Everyone else can say those things too, but only to people in larger rings. When you are talking to a person in a ring smaller than yours, someone closer to the center of the crisis, the goal is to help.
Listening is often more helpful than talking. But if you’re going to open your mouth, ask yourself if what you are about to say is likely to provide comfort and support. If it isn’t, don’t say it. Don’t, for example, give advice. People who are suffering from trauma don’t need advice. They need comfort and support. So say, “I’m sorry” or “This must really be hard for you” or “Can I bring you a pot roast?” Don’t say, “You should hear what happened to me” or “Here’s what I would do if I were you.” And don’t say, “This is really bringing me down.” If you want to scream or cry or complain, if you want to tell someone how shocked you are or how icky you feel, or whine about how it reminds you of all the terrible things that have happened to you lately, that’s fine. It’s a perfectly normal response. Just do it to someone in a bigger ring.
Comfort IN, dump OUT.
The Ring Theory is a brilliant prescription for how best to interact with someone going through a crisis. It captures something we intuitively know yet too often fail to practice. In fact, it probably should be posted on hospital room doors and on entrances to shiva homes.
However, for all of its brilliance, the Ring Theory takes something for granted that, unfortunately, is not a given at all. The theory provides guidance for those choosing to engage. But ask anyone who has gone through a crisis and he will tell you, the majority of people in his life didn’t comfort or dump, neither in nor out. They simply disappeared.

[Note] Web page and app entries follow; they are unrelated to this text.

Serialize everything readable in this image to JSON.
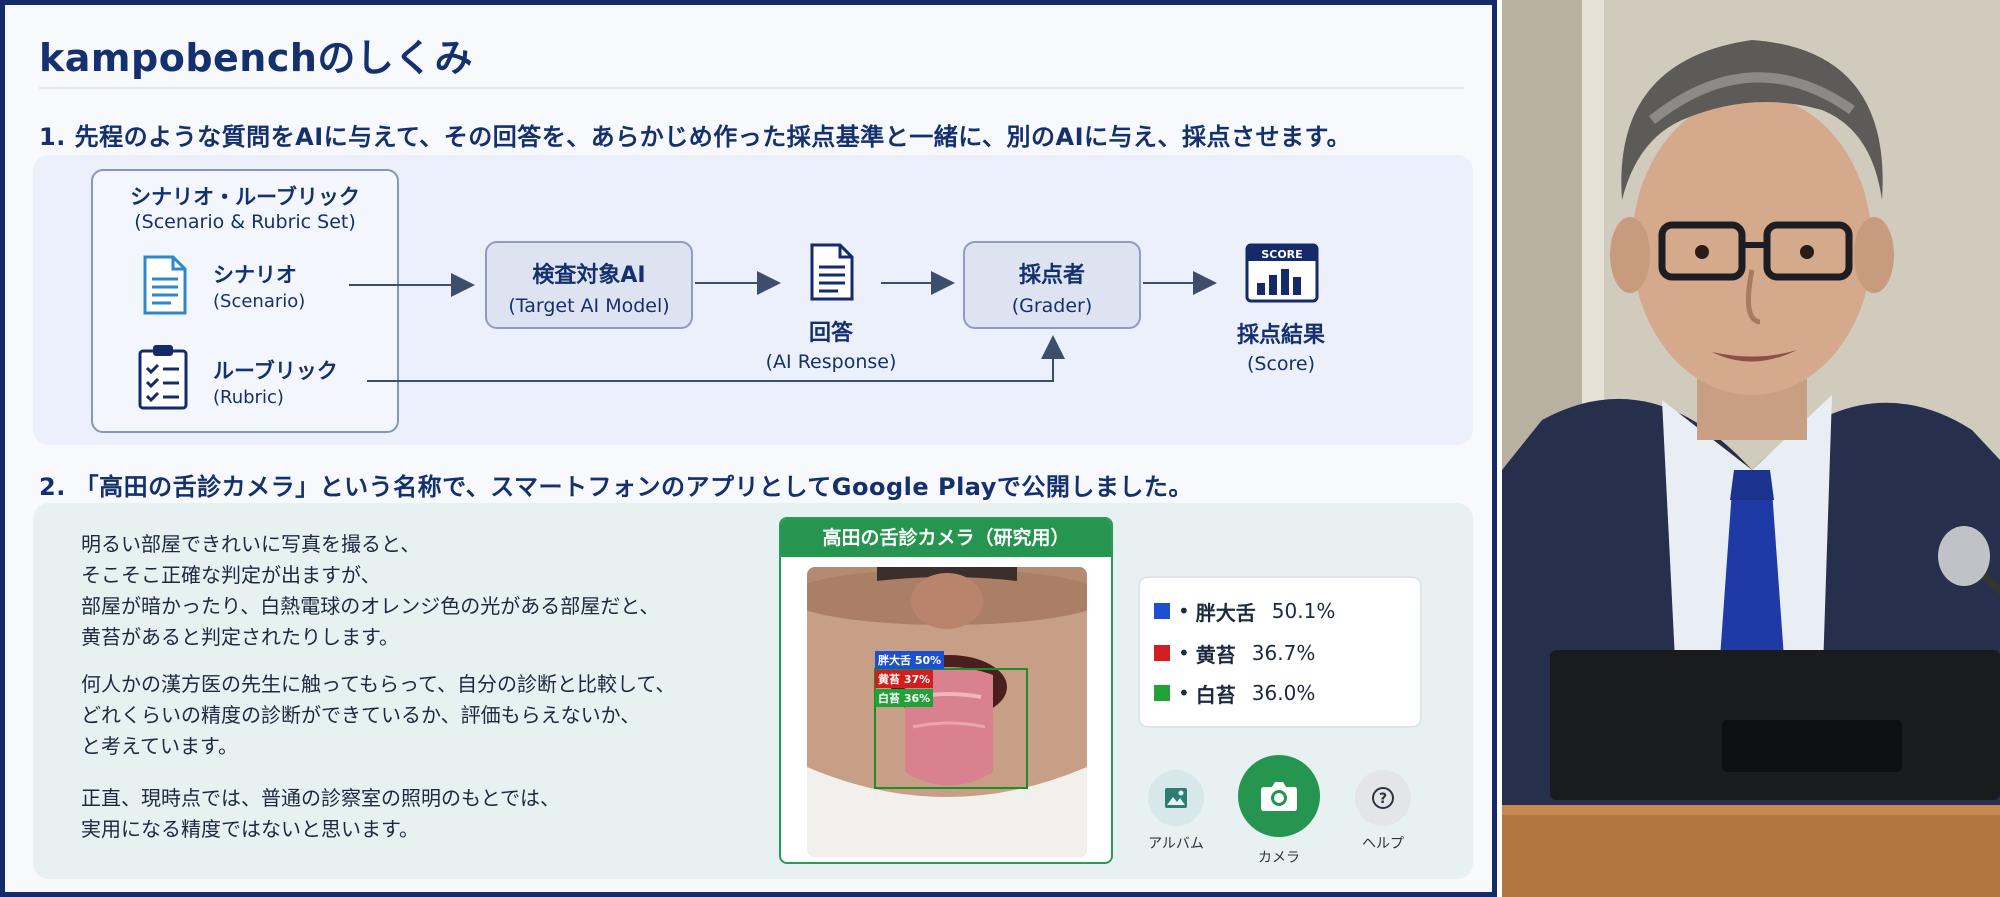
{
  "slide": {
    "title": "kampobenchのしくみ",
    "section1": "1.  先程のような質問をAIに与えて、その回答を、あらかじめ作った採点基準と一緒に、別のAIに与え、採点させます。",
    "section2": "2.  「高田の舌診カメラ」という名称で、スマートフォンのアプリとしてGoogle Playで公開しました。"
  },
  "diagram": {
    "set_title": "シナリオ・ルーブリック",
    "set_subtitle": "(Scenario & Rubric Set)",
    "scenario_label": "シナリオ",
    "scenario_sub": "(Scenario)",
    "rubric_label": "ルーブリック",
    "rubric_sub": "(Rubric)",
    "target_label": "検査対象AI",
    "target_sub": "(Target AI Model)",
    "response_label": "回答",
    "response_sub": "(AI Response)",
    "grader_label": "採点者",
    "grader_sub": "(Grader)",
    "score_icon_text": "SCORE",
    "score_label": "採点結果",
    "score_sub": "(Score)",
    "icons": [
      "document-icon",
      "clipboard-checklist-icon",
      "response-document-icon",
      "score-chart-icon"
    ]
  },
  "description": {
    "para1": [
      "明るい部屋できれいに写真を撮ると、",
      "そこそこ正確な判定が出ますが、",
      "部屋が暗かったり、白熱電球のオレンジ色の光がある部屋だと、",
      "黄苔があると判定されたりします。"
    ],
    "para2": [
      "何人かの漢方医の先生に触ってもらって、自分の診断と比較して、",
      "どれくらいの精度の診断ができているか、評価もらえないか、",
      "と考えています。"
    ],
    "para3": [
      "正直、現時点では、普通の診察室の照明のもとでは、",
      "実用になる精度ではないと思います。"
    ]
  },
  "app": {
    "header": "高田の舌診カメラ（研究用）",
    "tags": [
      "胖大舌 50%",
      "黄苔 37%",
      "白苔 36%"
    ],
    "results": [
      {
        "name": "胖大舌",
        "value": "50.1%",
        "color": "#1f4fd1"
      },
      {
        "name": "黄苔",
        "value": "36.7%",
        "color": "#d11f1f"
      },
      {
        "name": "白苔",
        "value": "36.0%",
        "color": "#21a136"
      }
    ],
    "bullet": "•",
    "album_label": "アルバム",
    "camera_label": "カメラ",
    "help_label": "ヘルプ",
    "accent": "#25954f"
  }
}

Yes, at the moment of crisis, family, friends and community often rise to the occasion. But what happens when the acute crises passes? How present are we in the lives of those we claim to care deeply about when the urgency subsides and the catastrophe dissipates?
As time goes on, without consciously intending to, many take an “out of sight, out of mind” approach, leaving the afflicted person feeling forgotten, neglected, insignificant and alone. What the “Ring Theory” doesn’t account for is that doing nothing and staying silent towards someone struggling with illness, loss, divorce or unemployment can be more painful than saying or doing the wrong thing.

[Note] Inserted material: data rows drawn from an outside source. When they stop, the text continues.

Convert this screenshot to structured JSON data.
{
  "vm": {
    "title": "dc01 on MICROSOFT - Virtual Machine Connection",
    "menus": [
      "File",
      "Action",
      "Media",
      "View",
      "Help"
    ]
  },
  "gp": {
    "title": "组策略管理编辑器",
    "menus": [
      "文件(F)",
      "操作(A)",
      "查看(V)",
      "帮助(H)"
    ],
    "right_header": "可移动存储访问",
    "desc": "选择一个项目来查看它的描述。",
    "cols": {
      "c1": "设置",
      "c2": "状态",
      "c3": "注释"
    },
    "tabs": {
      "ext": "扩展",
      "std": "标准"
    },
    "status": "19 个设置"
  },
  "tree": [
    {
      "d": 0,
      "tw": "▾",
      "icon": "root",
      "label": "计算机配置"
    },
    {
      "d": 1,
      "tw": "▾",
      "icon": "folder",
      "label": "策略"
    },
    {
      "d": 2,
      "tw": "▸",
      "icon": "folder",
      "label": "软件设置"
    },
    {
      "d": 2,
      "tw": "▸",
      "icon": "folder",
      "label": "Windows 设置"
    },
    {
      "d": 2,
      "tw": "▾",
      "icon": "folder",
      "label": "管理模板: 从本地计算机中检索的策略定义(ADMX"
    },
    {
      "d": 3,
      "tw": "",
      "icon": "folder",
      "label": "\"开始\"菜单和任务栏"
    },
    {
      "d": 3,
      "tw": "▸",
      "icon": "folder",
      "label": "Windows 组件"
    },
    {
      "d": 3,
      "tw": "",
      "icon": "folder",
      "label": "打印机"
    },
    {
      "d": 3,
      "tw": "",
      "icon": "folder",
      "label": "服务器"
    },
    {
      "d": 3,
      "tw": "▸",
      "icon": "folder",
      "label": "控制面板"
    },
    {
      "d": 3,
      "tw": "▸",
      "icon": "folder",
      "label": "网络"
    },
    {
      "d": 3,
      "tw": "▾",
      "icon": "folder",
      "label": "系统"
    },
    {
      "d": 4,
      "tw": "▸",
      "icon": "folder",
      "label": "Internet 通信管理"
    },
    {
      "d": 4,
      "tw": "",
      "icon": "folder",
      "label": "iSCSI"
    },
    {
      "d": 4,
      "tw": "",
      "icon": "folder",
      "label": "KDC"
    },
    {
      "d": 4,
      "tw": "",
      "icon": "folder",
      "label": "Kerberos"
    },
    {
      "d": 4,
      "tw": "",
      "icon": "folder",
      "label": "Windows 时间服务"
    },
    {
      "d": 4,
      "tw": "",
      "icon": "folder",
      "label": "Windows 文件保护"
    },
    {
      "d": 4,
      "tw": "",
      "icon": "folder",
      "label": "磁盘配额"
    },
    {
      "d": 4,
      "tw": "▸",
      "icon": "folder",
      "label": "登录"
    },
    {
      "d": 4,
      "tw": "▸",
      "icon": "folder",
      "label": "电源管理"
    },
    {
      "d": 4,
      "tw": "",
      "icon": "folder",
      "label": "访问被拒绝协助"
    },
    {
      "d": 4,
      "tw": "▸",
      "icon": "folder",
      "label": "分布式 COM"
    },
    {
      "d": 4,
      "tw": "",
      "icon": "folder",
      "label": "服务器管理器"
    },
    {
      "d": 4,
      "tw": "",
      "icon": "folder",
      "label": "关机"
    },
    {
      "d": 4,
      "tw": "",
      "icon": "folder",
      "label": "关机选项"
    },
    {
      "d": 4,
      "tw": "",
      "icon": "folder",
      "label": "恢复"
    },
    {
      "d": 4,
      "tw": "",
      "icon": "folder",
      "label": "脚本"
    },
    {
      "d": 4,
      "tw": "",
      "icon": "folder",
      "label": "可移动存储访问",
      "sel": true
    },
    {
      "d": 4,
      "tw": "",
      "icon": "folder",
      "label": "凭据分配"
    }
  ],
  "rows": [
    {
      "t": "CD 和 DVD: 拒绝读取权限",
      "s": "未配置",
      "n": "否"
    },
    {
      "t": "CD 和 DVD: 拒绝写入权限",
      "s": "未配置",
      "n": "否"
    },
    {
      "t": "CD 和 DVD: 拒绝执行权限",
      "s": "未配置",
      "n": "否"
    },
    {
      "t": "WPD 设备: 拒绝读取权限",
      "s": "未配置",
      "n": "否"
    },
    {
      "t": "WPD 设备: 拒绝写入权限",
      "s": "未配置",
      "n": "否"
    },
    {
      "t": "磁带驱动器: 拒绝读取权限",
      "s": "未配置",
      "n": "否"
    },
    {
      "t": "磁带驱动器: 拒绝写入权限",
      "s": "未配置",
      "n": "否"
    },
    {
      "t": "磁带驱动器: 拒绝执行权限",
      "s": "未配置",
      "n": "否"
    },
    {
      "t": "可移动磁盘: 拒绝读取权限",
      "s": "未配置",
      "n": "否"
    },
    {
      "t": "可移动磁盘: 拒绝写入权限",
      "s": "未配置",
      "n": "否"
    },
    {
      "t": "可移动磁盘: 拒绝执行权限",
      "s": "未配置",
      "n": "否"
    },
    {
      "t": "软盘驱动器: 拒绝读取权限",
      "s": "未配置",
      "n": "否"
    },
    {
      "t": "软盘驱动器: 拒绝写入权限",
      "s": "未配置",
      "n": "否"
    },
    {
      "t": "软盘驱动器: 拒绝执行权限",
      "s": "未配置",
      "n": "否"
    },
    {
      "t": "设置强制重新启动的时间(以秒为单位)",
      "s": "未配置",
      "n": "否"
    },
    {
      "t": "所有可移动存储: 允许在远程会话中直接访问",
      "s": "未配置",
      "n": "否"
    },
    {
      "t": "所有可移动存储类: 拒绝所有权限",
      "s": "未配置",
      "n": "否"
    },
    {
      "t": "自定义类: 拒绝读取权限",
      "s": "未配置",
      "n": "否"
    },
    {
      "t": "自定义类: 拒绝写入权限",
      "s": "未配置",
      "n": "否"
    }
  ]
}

Sadly, there are many in our community suffering from illness, loss and other sources of pain. Simply put – they rely on us, their friends and community, to care enough to enter the Ring. Perhaps we will be towards the center of the circle, or maybe we will be in one of the outside concentric rings. But the worst thing we could do is to disappear from the picture altogether.
Rabbi Grajower suggests, “One of the hardest facets of going through an illness or tragedy is the profound sense of loneliness that accompanies such tribulations… In my experience, the best way to help that person/family feel less isolated is to reach out frequently, with very short messages. Even now, a few people text me every Friday to wish me a good Shabbos. Some friends call or text randomly just to let me know they are thinking of me. These simple messages, which take only a few seconds to send, can be extremely touching and powerful in combatting the loneliness.”
Reach out, visit, send a text, spontaneously drop off flowers or a Challah, invite for a meal, or just let them know that you pray for them, think about them, and empathize with them. Find the important balance between showing up and providing them necessary space.
It is so hard to see people we care about in pain. It is even more challenging when there is nothing we can do to relieve it, reverse it or make it go away. At those times, our responsibility is to be nosei b’ol im chaveiro, to grab on to the burden and do our small part to carry it. Knowing we are davening from the depths of our hearts, doing tangible practical things and making sure to only comfort in can make it the smallest bit lighter for those that we love and care about.
Rabbi Efrem Goldberg is the Rabbi at The Boca Raton Synagogue in Florida.